Intellectual Property Law


Patents vary substantially in the degree of protection provided against unauthorized imitation. In this chapter we explore a range of work addressing the economic and policy implications of "weak" patents--patents that have a significant probability of being overturned or being circumvented relatively easily---on innovation and disclosure incentives, antitrust policy, and organizational incentives and entrepreneurial activity.

Weak patents cause firms to rely more heavily on secrecy. Thus, the competitive environment is characterized by private information about the extent of the innovator's know-how. In such an environment weak patents increase the likelihood of imitation and infringement, reduce the amount of knowledge publicly disclosed, and potentially reduce the incentives to innovate.

The discussion also highlights some implications of weak patents for antitrust policy. Weak patent rights increase the likelihood of patent litigation over commercially valuable patents and raise the specter of anticompetitive settlements. Encouraging the antitrust agencies to refer some patents for re-examination by the patent office would facilitate investigation of potentially anticompetitive IP settlements.

Finally, we note some implications for weak property rights in settings involving employee-inventors and employee misuse of confidential information. In the former case an increase in the strength of legal property rights such as patents reduces the employer's ability to prevent employees departing with valuable know-how, in part because a stronger property right increases the value of the employee's start-up option.

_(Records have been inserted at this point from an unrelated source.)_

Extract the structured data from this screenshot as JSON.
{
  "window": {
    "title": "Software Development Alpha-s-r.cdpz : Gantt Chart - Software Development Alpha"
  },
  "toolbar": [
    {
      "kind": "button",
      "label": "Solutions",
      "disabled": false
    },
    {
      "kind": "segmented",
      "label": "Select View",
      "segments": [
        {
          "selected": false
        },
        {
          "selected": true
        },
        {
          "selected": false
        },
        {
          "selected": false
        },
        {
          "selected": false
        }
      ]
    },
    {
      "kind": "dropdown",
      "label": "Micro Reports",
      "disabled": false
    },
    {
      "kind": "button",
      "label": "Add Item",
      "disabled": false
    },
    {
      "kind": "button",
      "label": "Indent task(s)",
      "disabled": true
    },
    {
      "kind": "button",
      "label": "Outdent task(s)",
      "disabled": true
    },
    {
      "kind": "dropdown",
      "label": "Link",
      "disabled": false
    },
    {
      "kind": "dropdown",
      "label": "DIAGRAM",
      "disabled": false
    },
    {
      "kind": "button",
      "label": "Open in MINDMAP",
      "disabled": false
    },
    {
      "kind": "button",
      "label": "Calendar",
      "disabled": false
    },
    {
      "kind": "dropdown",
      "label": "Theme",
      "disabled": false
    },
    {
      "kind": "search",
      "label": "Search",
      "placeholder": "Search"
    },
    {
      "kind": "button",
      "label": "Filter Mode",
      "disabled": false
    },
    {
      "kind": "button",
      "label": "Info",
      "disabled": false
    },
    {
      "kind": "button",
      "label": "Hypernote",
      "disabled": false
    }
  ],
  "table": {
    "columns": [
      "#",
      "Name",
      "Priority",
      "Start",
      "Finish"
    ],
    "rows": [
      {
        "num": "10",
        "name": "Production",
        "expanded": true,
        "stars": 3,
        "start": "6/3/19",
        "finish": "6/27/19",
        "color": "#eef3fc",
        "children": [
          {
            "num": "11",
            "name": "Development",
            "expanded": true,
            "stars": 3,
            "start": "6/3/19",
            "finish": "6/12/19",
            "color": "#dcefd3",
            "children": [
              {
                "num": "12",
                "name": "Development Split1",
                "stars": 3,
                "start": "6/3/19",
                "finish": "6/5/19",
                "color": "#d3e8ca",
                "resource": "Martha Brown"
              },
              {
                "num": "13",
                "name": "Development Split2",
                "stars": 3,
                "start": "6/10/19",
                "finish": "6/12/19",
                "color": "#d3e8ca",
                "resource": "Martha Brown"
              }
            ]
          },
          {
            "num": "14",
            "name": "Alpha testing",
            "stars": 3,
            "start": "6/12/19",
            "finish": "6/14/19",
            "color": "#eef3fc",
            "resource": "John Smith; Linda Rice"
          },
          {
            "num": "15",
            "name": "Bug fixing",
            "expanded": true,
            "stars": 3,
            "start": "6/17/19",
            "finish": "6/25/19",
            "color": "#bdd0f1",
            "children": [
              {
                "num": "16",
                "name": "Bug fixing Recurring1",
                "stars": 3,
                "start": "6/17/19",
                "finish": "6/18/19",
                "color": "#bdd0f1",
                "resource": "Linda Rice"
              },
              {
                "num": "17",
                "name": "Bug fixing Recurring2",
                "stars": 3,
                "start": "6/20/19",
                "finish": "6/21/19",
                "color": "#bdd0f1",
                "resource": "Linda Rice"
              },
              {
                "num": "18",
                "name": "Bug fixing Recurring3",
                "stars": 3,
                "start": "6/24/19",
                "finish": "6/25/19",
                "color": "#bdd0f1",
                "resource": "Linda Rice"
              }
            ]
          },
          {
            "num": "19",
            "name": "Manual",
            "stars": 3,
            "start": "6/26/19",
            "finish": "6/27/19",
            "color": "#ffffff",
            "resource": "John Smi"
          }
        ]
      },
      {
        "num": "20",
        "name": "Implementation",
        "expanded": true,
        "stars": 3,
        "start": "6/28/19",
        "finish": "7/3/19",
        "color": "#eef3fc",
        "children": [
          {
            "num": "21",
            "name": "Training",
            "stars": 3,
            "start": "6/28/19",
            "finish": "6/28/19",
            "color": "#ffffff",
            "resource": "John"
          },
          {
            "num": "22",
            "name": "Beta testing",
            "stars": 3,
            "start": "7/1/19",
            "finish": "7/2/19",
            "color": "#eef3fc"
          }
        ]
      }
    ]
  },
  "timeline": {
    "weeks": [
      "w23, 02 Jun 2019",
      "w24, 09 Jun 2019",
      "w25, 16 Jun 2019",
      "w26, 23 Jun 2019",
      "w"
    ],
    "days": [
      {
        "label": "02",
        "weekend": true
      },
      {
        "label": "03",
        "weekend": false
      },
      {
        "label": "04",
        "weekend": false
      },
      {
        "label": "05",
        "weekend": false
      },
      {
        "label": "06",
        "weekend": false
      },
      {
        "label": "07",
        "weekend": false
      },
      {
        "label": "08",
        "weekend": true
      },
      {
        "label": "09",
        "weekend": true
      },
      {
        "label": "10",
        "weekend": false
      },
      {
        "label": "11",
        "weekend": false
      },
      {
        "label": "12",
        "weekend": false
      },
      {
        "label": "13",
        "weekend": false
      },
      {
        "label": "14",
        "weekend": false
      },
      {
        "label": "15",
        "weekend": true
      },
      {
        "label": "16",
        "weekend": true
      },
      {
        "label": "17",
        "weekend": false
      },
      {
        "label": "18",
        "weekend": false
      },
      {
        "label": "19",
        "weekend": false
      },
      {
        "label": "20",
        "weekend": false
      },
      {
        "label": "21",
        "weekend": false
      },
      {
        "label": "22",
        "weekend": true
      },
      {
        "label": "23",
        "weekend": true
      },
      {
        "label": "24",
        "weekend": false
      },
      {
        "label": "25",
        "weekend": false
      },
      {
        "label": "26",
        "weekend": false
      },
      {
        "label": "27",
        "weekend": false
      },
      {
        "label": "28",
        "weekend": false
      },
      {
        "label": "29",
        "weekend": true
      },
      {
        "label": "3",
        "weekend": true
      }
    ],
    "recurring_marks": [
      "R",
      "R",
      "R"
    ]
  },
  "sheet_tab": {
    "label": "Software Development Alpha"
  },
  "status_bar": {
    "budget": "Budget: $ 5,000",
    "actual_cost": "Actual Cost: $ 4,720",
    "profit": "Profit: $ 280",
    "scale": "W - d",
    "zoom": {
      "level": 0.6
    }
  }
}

In the latter case, an increase in legal penalties for breach of confidentiality has the expected effect of decreasing such occurrences.